The revelation of the divinity of the Son and of the Spirit leads to the revelation that God is Trinity. That God is a Trinity – three Persons Who are One – basically means that God is Love. More precisely, it means that God is being-in-Love: Father, Son, and Spirit are totally in love with each other and are constantly giving themselves over to the others. This Love is the heart of all reality.
The Father gives all to the Son, even the Father’s own divinity. The Son welcomes and receives all that the Father wants to give, which is everything. The Son receives it with arms wide open, with gratitude and joy. Then, in gratitude and joy, the Son gives away all he has received. He offers it first to the Father and then to us. What he exchanges with the Father is the Spirit, the gift and energy of Love.

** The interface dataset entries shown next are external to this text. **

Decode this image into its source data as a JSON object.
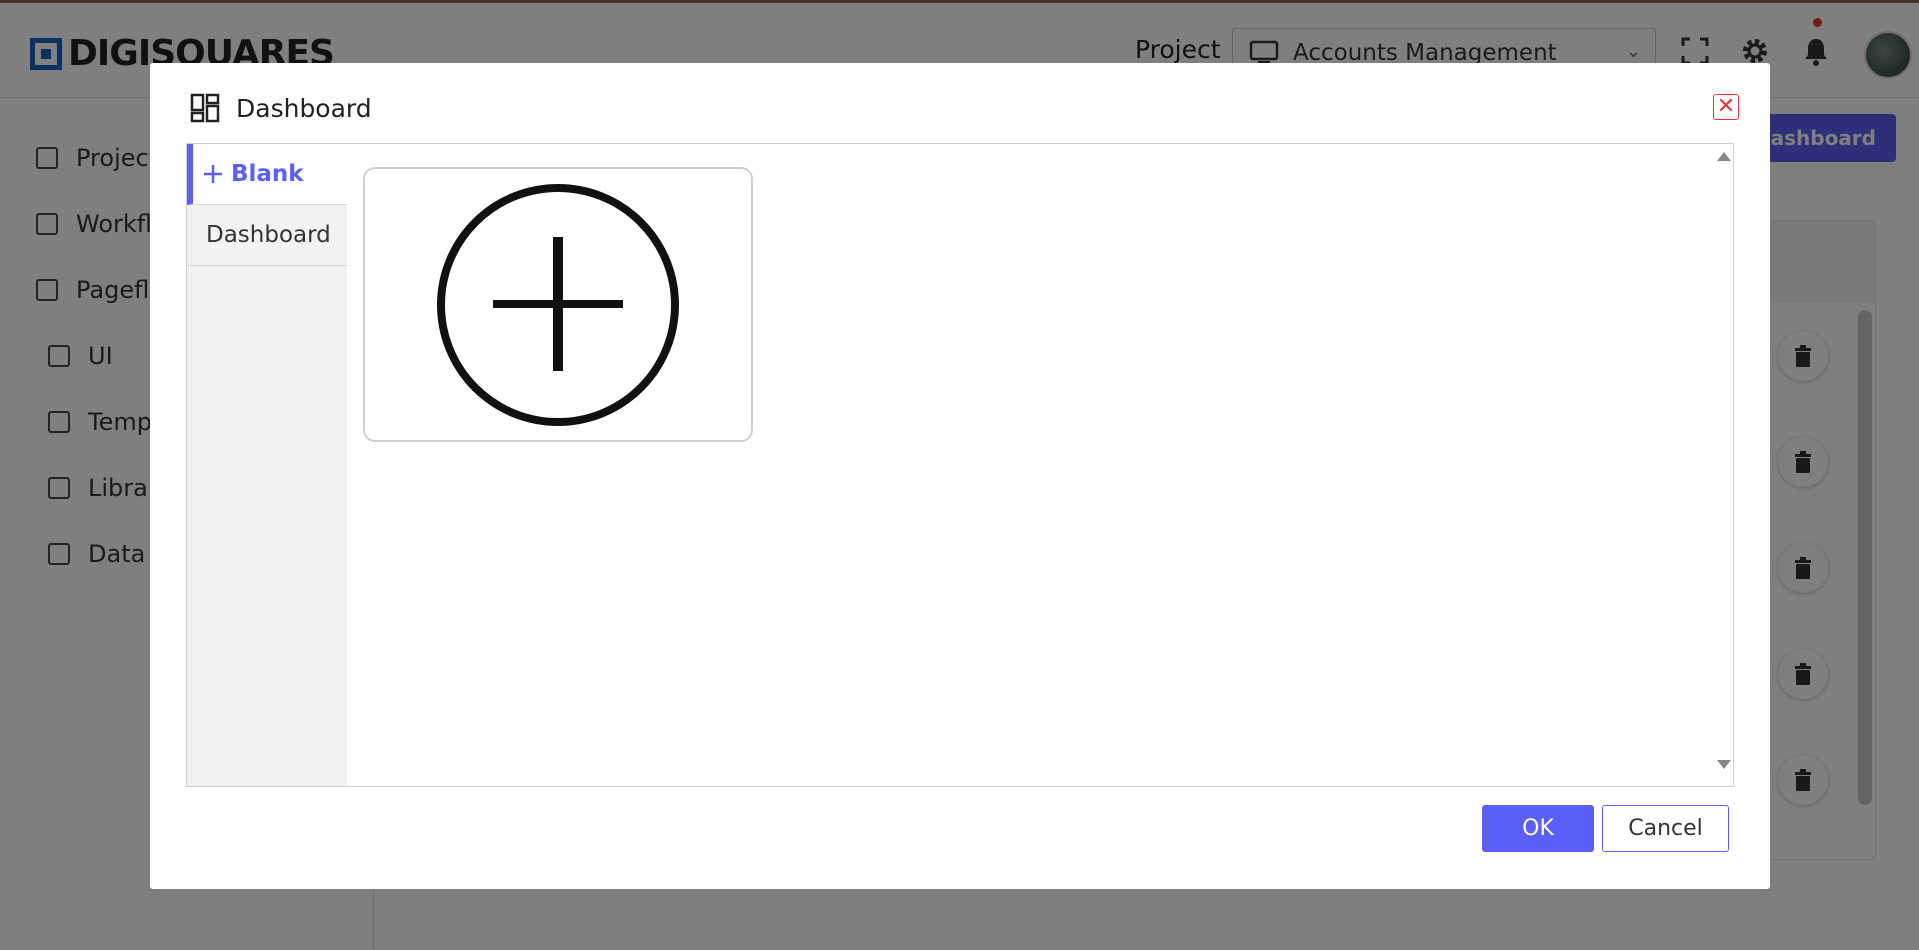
{
  "app": {
    "logo_text": "DIGISQUARES",
    "project_label": "Project",
    "project_selected": "Accounts Management"
  },
  "sidebar": {
    "items": [
      {
        "label": "Project"
      },
      {
        "label": "Workflo"
      },
      {
        "label": "Pagefl"
      },
      {
        "label": "UI"
      },
      {
        "label": "Temp"
      },
      {
        "label": "Librar"
      },
      {
        "label": "Data"
      }
    ]
  },
  "main": {
    "create_button_label": "Dashboard"
  },
  "modal": {
    "title": "Dashboard",
    "close_symbol": "✕",
    "categories": [
      {
        "label": "Blank",
        "icon": "plus-icon",
        "active": true
      },
      {
        "label": "Dashboard",
        "active": false
      }
    ],
    "tiles": [
      {
        "icon": "add-circle-icon"
      }
    ],
    "ok_label": "OK",
    "cancel_label": "Cancel"
  },
  "colors": {
    "accent": "#5b5ef7",
    "close": "#e53935",
    "brand": "#1565c0"
  }
}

God’s being-in-love is a great, constant dance of self-gift and exchange. God is madly in love with us because before making us and the world, God is being-in-Love. Everything the Trinity does starts in Love, unfolds in Love, and ends in Love. For example, when Love meets sin, the result is the Cross.
Through the power of the Spirit and by taking on our humanity, Christ has placed us in himself. Our vocation then as humans is to be like the Son and to receive all the Love that the Father wants to offer us, then to share it with the whole world because we are so grateful and joyful to have received such Love.
The idea of God as Trinity gives us some idea about the inner life of God. Not only do we know that God is, because of Christ and the Spirit we now know something about Who God is, even if God is still mystery. This knowledge, in turn, makes us friends of God. We do not simply know what God wants us to do, which makes us servants or, as we would say today, employees. Instead, we also know why God wants us to do anything, and the answer is being-in-Love. This makes us friends of God.
The following prayer-reflection by Fr. Joe Whelan, SJ, makes the point well:
Nothing is more practical than
finding God, than
falling in Love
in a quite absolute, final way.
What you are in love with,
what seizes your imagination, will affect everything.
It will decide
what will get you out of bed in the morning,
what you do with your evenings,
how you spend your weekends,
what you read, whom you know,
what breaks your heart,
and what amazes you with joy and gratitude.
Fall in Love, stay in love,
and it will decide everything.
(From Finding God in All Things: A Marquette Prayer Book, Marquette University Press)
Imagine if our economy worked like this? If instead of the principles of profit and loss, debt, capital, and labour – what if the economy worked on the exchange of gifts, like the Trinity?
What a great calling we have – to be human, to be alive, to be in love!
The readings for the Solemnity of the Most Holy Trinity, Year B, are
Deuteronomy 4:32-34, 39-40
Peter Bisson, SJ, is a Jesuit priest in the Canadian Jesuit province. Based in Ottawa, he currently serves as the assistant to the Jesuit provincial for justice, ecology, and Indigenous relations, which means he animates and supports the justice work of the Jesuits in Canada, with a special emphasis on reconciliation and right relations with Indigenous people. He also works in Kateri Native Ministry in Ottawa.